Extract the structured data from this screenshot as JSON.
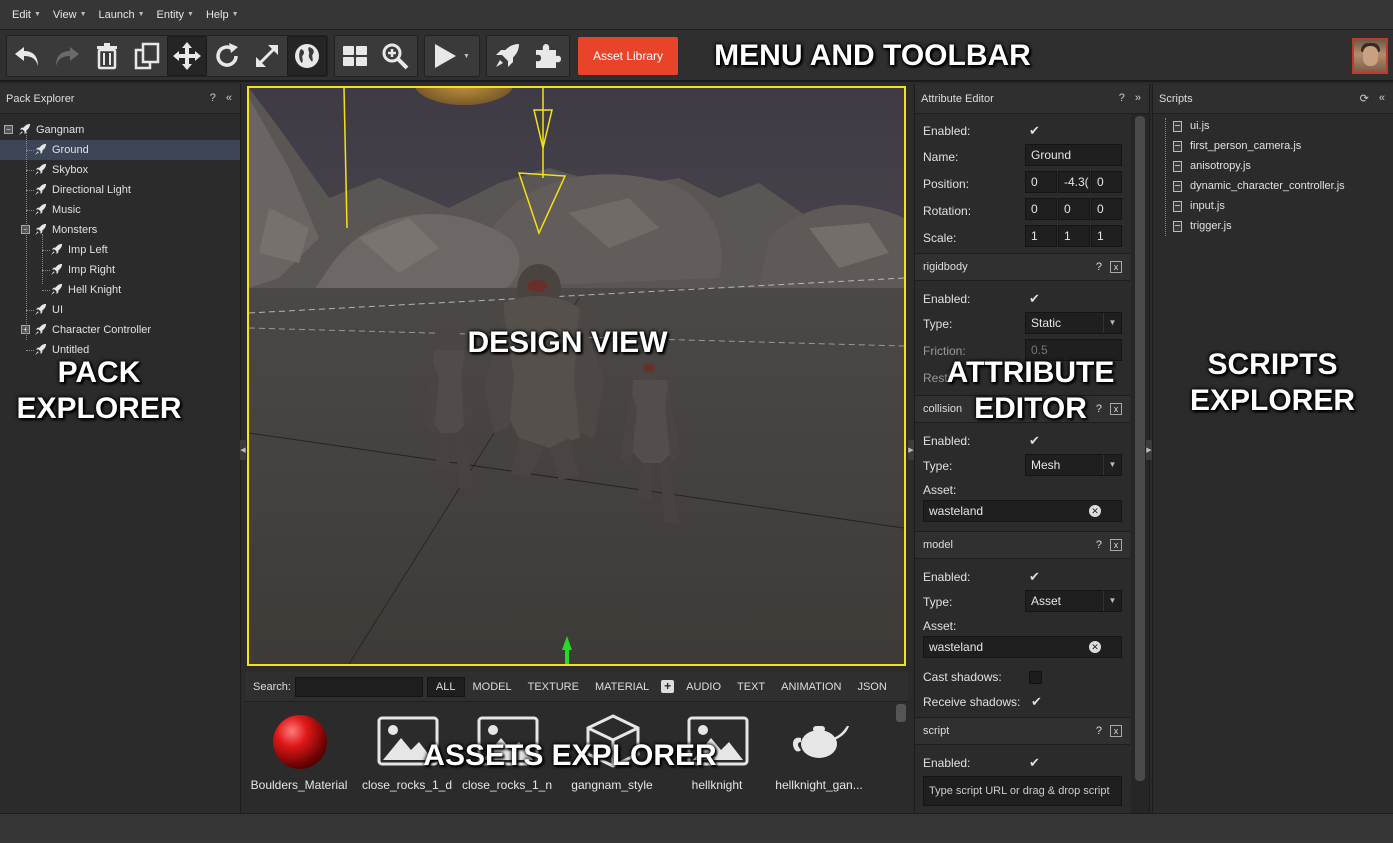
{
  "menu": {
    "items": [
      {
        "label": "Edit"
      },
      {
        "label": "View"
      },
      {
        "label": "Launch"
      },
      {
        "label": "Entity"
      },
      {
        "label": "Help"
      }
    ]
  },
  "toolbar": {
    "asset_library_label": "Asset Library",
    "buttons": [
      "undo-icon",
      "redo-icon",
      "delete-icon",
      "duplicate-icon",
      "translate-icon",
      "rotate-icon",
      "scale-icon",
      "world-space-icon",
      "grid-layout-icon",
      "zoom-icon",
      "play-icon",
      "publish-icon",
      "plugin-icon"
    ]
  },
  "pack_explorer": {
    "title": "Pack Explorer",
    "help": "?",
    "collapse": "«",
    "tree": [
      {
        "label": "Gangnam",
        "depth": 0,
        "expander": "−"
      },
      {
        "label": "Ground",
        "depth": 1,
        "selected": true
      },
      {
        "label": "Skybox",
        "depth": 1
      },
      {
        "label": "Directional Light",
        "depth": 1
      },
      {
        "label": "Music",
        "depth": 1
      },
      {
        "label": "Monsters",
        "depth": 1,
        "expander": "−"
      },
      {
        "label": "Imp Left",
        "depth": 2
      },
      {
        "label": "Imp Right",
        "depth": 2
      },
      {
        "label": "Hell Knight",
        "depth": 2
      },
      {
        "label": "UI",
        "depth": 1
      },
      {
        "label": "Character Controller",
        "depth": 1,
        "expander": "+"
      },
      {
        "label": "Untitled",
        "depth": 1
      }
    ]
  },
  "assets_explorer": {
    "search_label": "Search:",
    "search_value": "",
    "filters": [
      "ALL",
      "MODEL",
      "TEXTURE",
      "MATERIAL",
      "AUDIO",
      "TEXT",
      "ANIMATION",
      "JSON"
    ],
    "active_filter": "ALL",
    "add_icon": "plus-icon",
    "assets": [
      {
        "name": "Boulders_Material",
        "icon": "material-sphere-icon"
      },
      {
        "name": "close_rocks_1_d",
        "icon": "image-icon"
      },
      {
        "name": "close_rocks_1_n",
        "icon": "image-icon"
      },
      {
        "name": "gangnam_style",
        "icon": "model-cube-icon"
      },
      {
        "name": "hellknight",
        "icon": "image-icon"
      },
      {
        "name": "hellknight_gan...",
        "icon": "teapot-icon"
      }
    ]
  },
  "attribute_editor": {
    "title": "Attribute Editor",
    "help": "?",
    "expand": "»",
    "entity": {
      "enabled_label": "Enabled:",
      "enabled": true,
      "name_label": "Name:",
      "name": "Ground",
      "position_label": "Position:",
      "position": [
        "0",
        "-4.3(",
        "0"
      ],
      "rotation_label": "Rotation:",
      "rotation": [
        "0",
        "0",
        "0"
      ],
      "scale_label": "Scale:",
      "scale": [
        "1",
        "1",
        "1"
      ]
    },
    "rigidbody": {
      "title": "rigidbody",
      "enabled_label": "Enabled:",
      "enabled": true,
      "type_label": "Type:",
      "type": "Static",
      "friction_label": "Friction:",
      "friction": "0.5",
      "restitution_label": "Resti"
    },
    "collision": {
      "title": "collision",
      "enabled_label": "Enabled:",
      "enabled": true,
      "type_label": "Type:",
      "type": "Mesh",
      "asset_label": "Asset:",
      "asset": "wasteland"
    },
    "model": {
      "title": "model",
      "enabled_label": "Enabled:",
      "enabled": true,
      "type_label": "Type:",
      "type": "Asset",
      "asset_label": "Asset:",
      "asset": "wasteland",
      "cast_shadows_label": "Cast shadows:",
      "cast_shadows": false,
      "receive_shadows_label": "Receive shadows:",
      "receive_shadows": true
    },
    "script": {
      "title": "script",
      "enabled_label": "Enabled:",
      "enabled": true,
      "url_placeholder": "Type script URL or drag & drop script"
    },
    "component_help": "?",
    "component_close": "x"
  },
  "scripts_explorer": {
    "title": "Scripts",
    "collapse": "«",
    "refresh_icon": "refresh-icon",
    "files": [
      "ui.js",
      "first_person_camera.js",
      "anisotropy.js",
      "dynamic_character_controller.js",
      "input.js",
      "trigger.js"
    ]
  },
  "overlays": {
    "menu_toolbar": "MENU AND TOOLBAR",
    "pack_explorer": "PACK\nEXPLORER",
    "design_view": "DESIGN VIEW",
    "attribute_editor": "ATTRIBUTE\nEDITOR",
    "scripts_explorer": "SCRIPTS\nEXPLORER",
    "assets_explorer": "ASSETS EXPLORER"
  },
  "colors": {
    "accent": "#e8442a",
    "viewport_border": "#f5e11b",
    "selection": "#3d4656"
  }
}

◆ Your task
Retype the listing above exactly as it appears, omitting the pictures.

◆ Task answer
Extract the structured data from this screenshot as JSON.
{
  "menu": {
    "items": [
      {
        "label": "Edit"
      },
      {
        "label": "View"
      },
      {
        "label": "Launch"
      },
      {
        "label": "Entity"
      },
      {
        "label": "Help"
      }
    ]
  },
  "toolbar": {
    "asset_library_label": "Asset Library",
    "buttons": [
      "undo-icon",
      "redo-icon",
      "delete-icon",
      "duplicate-icon",
      "translate-icon",
      "rotate-icon",
      "scale-icon",
      "world-space-icon",
      "grid-layout-icon",
      "zoom-icon",
      "play-icon",
      "publish-icon",
      "plugin-icon"
    ]
  },
  "pack_explorer": {
    "title": "Pack Explorer",
    "help": "?",
    "collapse": "«",
    "tree": [
      {
        "label": "Gangnam",
        "depth": 0,
        "expander": "−"
      },
      {
        "label": "Ground",
        "depth": 1,
        "selected": true
      },
      {
        "label": "Skybox",
        "depth": 1
      },
      {
        "label": "Directional Light",
        "depth": 1
      },
      {
        "label": "Music",
        "depth": 1
      },
      {
        "label": "Monsters",
        "depth": 1,
        "expander": "−"
      },
      {
        "label": "Imp Left",
        "depth": 2
      },
      {
        "label": "Imp Right",
        "depth": 2
      },
      {
        "label": "Hell Knight",
        "depth": 2
      },
      {
        "label": "UI",
        "depth": 1
      },
      {
        "label": "Character Controller",
        "depth": 1,
        "expander": "+"
      },
      {
        "label": "Untitled",
        "depth": 1
      }
    ]
  },
  "assets_explorer": {
    "search_label": "Search:",
    "search_value": "",
    "filters": [
      "ALL",
      "MODEL",
      "TEXTURE",
      "MATERIAL",
      "AUDIO",
      "TEXT",
      "ANIMATION",
      "JSON"
    ],
    "active_filter": "ALL",
    "add_icon": "plus-icon",
    "assets": [
      {
        "name": "Boulders_Material",
        "icon": "material-sphere-icon"
      },
      {
        "name": "close_rocks_1_d",
        "icon": "image-icon"
      },
      {
        "name": "close_rocks_1_n",
        "icon": "image-icon"
      },
      {
        "name": "gangnam_style",
        "icon": "model-cube-icon"
      },
      {
        "name": "hellknight",
        "icon": "image-icon"
      },
      {
        "name": "hellknight_gan...",
        "icon": "teapot-icon"
      }
    ]
  },
  "attribute_editor": {
    "title": "Attribute Editor",
    "help": "?",
    "expand": "»",
    "entity": {
      "enabled_label": "Enabled:",
      "enabled": true,
      "name_label": "Name:",
      "name": "Ground",
      "position_label": "Position:",
      "position": [
        "0",
        "-4.3(",
        "0"
      ],
      "rotation_label": "Rotation:",
      "rotation": [
        "0",
        "0",
        "0"
      ],
      "scale_label": "Scale:",
      "scale": [
        "1",
        "1",
        "1"
      ]
    },
    "rigidbody": {
      "title": "rigidbody",
      "enabled_label": "Enabled:",
      "enabled": true,
      "type_label": "Type:",
      "type": "Static",
      "friction_label": "Friction:",
      "friction": "0.5",
      "restitution_label": "Resti"
    },
    "collision": {
      "title": "collision",
      "enabled_label": "Enabled:",
      "enabled": true,
      "type_label": "Type:",
      "type": "Mesh",
      "asset_label": "Asset:",
      "asset": "wasteland"
    },
    "model": {
      "title": "model",
      "enabled_label": "Enabled:",
      "enabled": true,
      "type_label": "Type:",
      "type": "Asset",
      "asset_label": "Asset:",
      "asset": "wasteland",
      "cast_shadows_label": "Cast shadows:",
      "cast_shadows": false,
      "receive_shadows_label": "Receive shadows:",
      "receive_shadows": true
    },
    "script": {
      "title": "script",
      "enabled_label": "Enabled:",
      "enabled": true,
      "url_placeholder": "Type script URL or drag & drop script"
    },
    "component_help": "?",
    "component_close": "x"
  },
  "scripts_explorer": {
    "title": "Scripts",
    "collapse": "«",
    "refresh_icon": "refresh-icon",
    "files": [
      "ui.js",
      "first_person_camera.js",
      "anisotropy.js",
      "dynamic_character_controller.js",
      "input.js",
      "trigger.js"
    ]
  },
  "overlays": {
    "menu_toolbar": "MENU AND TOOLBAR",
    "pack_explorer": "PACK\nEXPLORER",
    "design_view": "DESIGN VIEW",
    "attribute_editor": "ATTRIBUTE\nEDITOR",
    "scripts_explorer": "SCRIPTS\nEXPLORER",
    "assets_explorer": "ASSETS EXPLORER"
  },
  "colors": {
    "accent": "#e8442a",
    "viewport_border": "#f5e11b",
    "selection": "#3d4656"
  }
}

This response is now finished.